For my weekly quiet time this week, I will blog about Psalm 74.
74:8 says (in the KJV): "They said in their hearts, Let us destroy them
together: they have burned up all the synagogues of God in the land. "
The Hebrew word translated as "synagogues" is moadei, which is the plural construct form of the word moed. Moed in the Hebrew Bible can refer to a religious assembly, a feast, a congregation, or a designated time.
Septuagint translates the verse as "They said in their heart, their kin
together, 'Come and let us burn all the feasts of God from the land.'"
The Septuagint understands moadei in this verse to
mean "festivals". It presumes that Psalm 74:8 relates to what appears
to be the topic of Psalm 74 as a whole: Israel's sadness at the
destruction of the Temple, her perplexity as she wonders when God will
help her, and her attempts to reassure herself as she reminds herself of
God's displays of power in the past. For the LXX, the
festivals were held in the Temple, which is destroyed in Psalm 74, and
so Psalm 74:8 most likely relates to the destruction of the Temple.
Interpreters who relied on the Septuagint, such as Augustine and
Theodore of Mopsuestia, had this understanding.
is another view: that Psalm 74:8 is acknowledging the existence of
places outside of the Temple in the land of Israel where Israelites
gathered together to worship. For one, Psalm 74:8 says that the moadei were "burned", and it makes more sense to say that a place of assembly was burned rather than a festival. Second, the MT has "in the land", which implies that these moadei are throughout the Holy Land, not only at the Temple.
then the problem of the date of Psalm 74 arises. When were there
places of worship outside of the Temple in the land of Israel? In II
Kings 4:23, we read that Northern Israelites in the time of Elisha could
go to a prophet on a Sabbath or a new moon. But would these places of
worship exist in 587 B.C.E., at the time when the Temple was destroyed?
Josiah had gotten rid of other sanctuaries besides the Temple,
and a predominant theological school of the Bible, the Deuteronomists,
opposed those sanctuaries.
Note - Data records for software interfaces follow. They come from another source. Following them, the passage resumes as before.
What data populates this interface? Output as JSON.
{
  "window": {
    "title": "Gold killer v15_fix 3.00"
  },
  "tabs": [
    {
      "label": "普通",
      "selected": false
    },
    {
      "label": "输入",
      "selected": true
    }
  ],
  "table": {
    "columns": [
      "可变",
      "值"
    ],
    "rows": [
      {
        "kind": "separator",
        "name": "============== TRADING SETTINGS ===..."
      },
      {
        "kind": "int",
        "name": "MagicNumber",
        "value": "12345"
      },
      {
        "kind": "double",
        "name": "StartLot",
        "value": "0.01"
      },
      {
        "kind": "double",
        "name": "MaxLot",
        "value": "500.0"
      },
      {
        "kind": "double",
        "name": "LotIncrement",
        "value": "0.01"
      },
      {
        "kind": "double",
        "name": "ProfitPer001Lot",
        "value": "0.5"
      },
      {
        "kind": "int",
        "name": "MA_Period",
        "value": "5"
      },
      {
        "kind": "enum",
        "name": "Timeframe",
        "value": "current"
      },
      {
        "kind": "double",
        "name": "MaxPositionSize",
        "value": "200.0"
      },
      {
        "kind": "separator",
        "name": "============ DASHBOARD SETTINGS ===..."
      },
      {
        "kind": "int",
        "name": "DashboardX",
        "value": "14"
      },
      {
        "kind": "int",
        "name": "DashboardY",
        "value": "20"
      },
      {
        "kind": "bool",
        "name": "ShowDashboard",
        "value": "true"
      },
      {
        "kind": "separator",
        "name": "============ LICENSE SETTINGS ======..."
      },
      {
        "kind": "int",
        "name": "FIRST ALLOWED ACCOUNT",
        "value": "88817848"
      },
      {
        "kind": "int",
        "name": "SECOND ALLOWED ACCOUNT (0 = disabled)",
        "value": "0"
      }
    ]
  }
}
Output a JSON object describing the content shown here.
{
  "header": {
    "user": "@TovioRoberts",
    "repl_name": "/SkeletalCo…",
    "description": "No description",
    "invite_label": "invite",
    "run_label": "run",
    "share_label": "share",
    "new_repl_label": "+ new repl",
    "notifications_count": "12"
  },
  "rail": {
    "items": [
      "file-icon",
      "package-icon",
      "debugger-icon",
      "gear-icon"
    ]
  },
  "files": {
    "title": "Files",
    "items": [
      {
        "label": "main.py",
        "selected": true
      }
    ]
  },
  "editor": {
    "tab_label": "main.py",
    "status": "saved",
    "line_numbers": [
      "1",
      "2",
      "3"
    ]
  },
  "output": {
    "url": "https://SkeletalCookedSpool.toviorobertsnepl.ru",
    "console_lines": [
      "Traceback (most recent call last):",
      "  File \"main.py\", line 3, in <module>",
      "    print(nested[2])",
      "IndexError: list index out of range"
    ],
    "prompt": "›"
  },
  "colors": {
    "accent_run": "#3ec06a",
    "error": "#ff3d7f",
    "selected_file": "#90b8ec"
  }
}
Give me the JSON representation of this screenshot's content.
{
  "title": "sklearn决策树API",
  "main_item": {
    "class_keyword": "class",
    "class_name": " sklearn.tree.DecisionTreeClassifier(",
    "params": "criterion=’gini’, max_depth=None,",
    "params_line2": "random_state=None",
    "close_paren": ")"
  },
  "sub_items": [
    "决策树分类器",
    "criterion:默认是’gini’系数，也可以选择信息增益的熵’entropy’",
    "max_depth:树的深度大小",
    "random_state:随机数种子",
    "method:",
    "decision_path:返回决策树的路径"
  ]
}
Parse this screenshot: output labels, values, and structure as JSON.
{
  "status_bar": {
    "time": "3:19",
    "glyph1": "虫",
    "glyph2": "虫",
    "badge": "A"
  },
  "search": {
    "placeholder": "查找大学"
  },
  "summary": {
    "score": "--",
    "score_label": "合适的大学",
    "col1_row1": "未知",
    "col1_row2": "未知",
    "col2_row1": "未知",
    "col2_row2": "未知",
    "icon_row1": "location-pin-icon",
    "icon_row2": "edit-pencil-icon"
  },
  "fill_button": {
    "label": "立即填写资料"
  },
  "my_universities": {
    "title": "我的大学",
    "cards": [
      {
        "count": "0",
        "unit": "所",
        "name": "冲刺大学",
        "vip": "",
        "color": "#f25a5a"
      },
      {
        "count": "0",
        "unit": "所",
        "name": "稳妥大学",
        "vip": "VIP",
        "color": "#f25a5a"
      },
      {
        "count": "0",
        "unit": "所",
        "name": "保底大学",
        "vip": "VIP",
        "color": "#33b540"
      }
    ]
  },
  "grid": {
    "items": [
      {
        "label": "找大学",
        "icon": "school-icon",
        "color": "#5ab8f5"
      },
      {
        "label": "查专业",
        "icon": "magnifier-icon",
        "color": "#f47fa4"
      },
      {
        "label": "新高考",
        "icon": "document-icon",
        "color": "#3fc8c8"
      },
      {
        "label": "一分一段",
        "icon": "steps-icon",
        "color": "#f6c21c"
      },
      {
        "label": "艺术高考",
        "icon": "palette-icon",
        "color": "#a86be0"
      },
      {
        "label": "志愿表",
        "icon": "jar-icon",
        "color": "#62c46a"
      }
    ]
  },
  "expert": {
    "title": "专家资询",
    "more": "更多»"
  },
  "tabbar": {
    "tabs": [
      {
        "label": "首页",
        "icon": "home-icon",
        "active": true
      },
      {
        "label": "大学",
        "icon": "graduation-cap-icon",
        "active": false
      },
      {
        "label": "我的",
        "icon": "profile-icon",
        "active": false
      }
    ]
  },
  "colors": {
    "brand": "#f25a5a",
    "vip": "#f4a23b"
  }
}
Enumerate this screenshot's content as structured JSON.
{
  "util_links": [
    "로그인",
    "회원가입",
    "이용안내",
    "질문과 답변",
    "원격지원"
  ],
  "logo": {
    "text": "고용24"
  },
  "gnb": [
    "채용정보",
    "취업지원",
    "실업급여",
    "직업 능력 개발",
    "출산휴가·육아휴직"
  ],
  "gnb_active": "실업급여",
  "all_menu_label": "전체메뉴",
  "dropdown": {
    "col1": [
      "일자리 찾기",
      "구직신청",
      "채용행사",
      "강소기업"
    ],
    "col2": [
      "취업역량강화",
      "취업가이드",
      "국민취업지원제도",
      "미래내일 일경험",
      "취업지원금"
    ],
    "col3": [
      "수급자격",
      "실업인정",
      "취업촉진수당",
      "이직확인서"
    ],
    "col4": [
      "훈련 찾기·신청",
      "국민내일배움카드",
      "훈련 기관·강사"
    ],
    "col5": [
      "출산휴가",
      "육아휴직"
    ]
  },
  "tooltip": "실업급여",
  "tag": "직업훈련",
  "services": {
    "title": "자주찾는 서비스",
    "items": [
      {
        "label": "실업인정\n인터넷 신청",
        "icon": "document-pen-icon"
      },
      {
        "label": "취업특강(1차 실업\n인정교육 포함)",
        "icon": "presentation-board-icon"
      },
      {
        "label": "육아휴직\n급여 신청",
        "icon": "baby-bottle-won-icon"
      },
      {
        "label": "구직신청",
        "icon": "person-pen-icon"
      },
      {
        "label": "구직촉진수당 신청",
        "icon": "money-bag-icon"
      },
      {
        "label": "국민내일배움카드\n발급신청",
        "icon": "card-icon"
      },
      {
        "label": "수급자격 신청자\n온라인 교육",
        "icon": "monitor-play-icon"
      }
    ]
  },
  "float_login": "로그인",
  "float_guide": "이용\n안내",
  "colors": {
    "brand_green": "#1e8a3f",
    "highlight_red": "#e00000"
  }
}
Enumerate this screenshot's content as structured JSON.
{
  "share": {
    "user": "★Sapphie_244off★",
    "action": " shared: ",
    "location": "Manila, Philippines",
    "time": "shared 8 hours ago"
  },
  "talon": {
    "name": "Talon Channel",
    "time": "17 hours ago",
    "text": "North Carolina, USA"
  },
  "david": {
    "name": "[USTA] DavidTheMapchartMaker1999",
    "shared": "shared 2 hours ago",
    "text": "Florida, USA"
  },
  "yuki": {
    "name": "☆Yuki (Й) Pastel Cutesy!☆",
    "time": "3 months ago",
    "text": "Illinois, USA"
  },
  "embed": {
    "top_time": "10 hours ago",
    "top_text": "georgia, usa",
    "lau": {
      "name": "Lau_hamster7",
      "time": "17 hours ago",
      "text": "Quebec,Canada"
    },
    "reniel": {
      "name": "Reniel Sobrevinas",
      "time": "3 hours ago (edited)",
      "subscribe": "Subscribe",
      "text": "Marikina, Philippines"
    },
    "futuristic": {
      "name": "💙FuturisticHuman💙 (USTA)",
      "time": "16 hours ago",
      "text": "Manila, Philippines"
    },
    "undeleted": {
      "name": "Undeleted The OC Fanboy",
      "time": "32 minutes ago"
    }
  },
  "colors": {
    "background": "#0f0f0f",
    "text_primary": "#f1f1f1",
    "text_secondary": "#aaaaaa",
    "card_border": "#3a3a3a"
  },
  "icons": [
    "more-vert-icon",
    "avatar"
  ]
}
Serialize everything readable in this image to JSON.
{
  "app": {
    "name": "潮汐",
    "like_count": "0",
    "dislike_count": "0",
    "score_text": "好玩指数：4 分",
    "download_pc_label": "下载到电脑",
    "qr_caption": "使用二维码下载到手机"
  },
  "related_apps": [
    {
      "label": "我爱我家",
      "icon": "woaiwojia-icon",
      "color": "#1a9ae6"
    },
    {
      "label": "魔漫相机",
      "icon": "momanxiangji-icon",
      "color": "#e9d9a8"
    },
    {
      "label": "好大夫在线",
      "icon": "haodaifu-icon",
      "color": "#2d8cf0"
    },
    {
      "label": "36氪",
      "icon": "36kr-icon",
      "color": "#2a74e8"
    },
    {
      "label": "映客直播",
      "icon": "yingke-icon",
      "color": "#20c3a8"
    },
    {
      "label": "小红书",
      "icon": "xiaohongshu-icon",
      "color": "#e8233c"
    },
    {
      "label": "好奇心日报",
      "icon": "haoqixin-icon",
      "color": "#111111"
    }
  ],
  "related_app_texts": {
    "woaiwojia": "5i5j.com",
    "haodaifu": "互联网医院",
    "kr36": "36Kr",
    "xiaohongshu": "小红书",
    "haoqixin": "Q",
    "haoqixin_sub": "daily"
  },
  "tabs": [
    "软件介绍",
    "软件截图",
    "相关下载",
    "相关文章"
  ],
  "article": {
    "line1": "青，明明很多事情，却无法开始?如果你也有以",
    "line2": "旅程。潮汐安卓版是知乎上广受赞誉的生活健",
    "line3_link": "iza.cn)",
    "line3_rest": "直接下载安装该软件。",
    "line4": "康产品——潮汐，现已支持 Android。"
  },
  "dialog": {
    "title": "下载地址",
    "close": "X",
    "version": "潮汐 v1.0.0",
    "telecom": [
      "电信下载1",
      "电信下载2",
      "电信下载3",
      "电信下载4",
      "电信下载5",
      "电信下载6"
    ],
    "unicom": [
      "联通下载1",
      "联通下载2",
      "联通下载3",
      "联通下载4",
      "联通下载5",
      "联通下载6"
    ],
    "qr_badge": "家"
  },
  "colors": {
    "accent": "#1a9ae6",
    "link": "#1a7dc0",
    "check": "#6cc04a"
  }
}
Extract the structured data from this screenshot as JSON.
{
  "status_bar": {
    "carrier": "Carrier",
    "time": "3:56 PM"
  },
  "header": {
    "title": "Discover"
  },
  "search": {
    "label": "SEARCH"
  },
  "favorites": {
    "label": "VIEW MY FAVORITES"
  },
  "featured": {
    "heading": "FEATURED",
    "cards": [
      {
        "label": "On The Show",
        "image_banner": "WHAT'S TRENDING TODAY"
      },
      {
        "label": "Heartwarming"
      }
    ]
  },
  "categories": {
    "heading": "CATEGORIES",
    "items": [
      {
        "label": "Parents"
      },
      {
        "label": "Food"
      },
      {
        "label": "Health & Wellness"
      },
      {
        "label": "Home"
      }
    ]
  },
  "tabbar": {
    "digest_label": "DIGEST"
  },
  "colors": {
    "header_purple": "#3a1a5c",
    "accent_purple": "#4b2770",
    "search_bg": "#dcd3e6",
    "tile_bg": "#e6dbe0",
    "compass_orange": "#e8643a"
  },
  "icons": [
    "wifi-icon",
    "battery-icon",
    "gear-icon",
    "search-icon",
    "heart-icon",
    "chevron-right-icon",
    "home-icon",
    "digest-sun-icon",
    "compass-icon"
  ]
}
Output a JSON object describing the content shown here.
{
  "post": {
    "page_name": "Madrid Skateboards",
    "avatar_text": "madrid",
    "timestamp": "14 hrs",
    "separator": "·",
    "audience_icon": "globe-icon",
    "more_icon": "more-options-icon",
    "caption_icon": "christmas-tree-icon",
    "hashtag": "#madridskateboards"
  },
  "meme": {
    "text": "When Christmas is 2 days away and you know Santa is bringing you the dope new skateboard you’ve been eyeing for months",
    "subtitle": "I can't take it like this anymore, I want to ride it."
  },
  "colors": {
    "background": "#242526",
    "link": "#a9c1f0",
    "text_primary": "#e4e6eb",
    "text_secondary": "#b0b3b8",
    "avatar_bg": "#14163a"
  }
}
Psalm 74 may be related to the
Deuteronomistic school in some manner, for Psalm 74:7 refers to the
Temple as the dwelling-place for God's name, and the Deuteronomists were
emphatic that the sanctuary was to be a dwelling-place of God's name,
not God himself (Deuteronomy 12, 14, 16). Would Psalm 74 support sanctuaries other than the Temple?
Others have noted that there were places of prayer in Israel's exilic and post-exilic times.
Zechariah 7:3-5 and 8:19 refer to fasts, which the Jews practiced even
when there was not a Temple. And I Maccabees 3:46 mentions a former
place of prayer at Mizpah. Consequently, some have related
Psalm 74 to Antiochus IV's attack on the Temple right before the time of
the Maccabean revolt. The idea is that Antiochus not only attacked the
Temple, but other places of worship throughout the land of Israel as
well. But my problem with that view is that Psalm 74 appears to
describe a destruction of the Temple, not merely a pollution of it. The destruction of the Temple occurred in 587 B.C.E., so I think that Psalm 74 is about that particular event.
conclusion is that there were places of worship outside of the Temple
in 587 B.C.E., and that these places were deemed valid by the
Deuteronomists. As I talk about in my post here, we see in Deuteronomy 16:7-8 that a solemn assembly could be held outside of the Temple on the last Day of Unleavened Bread.
Deuteronomy most likely did not support sacrifices occurring outside of
the Temple, but perhaps these places of assembly only had prayer, not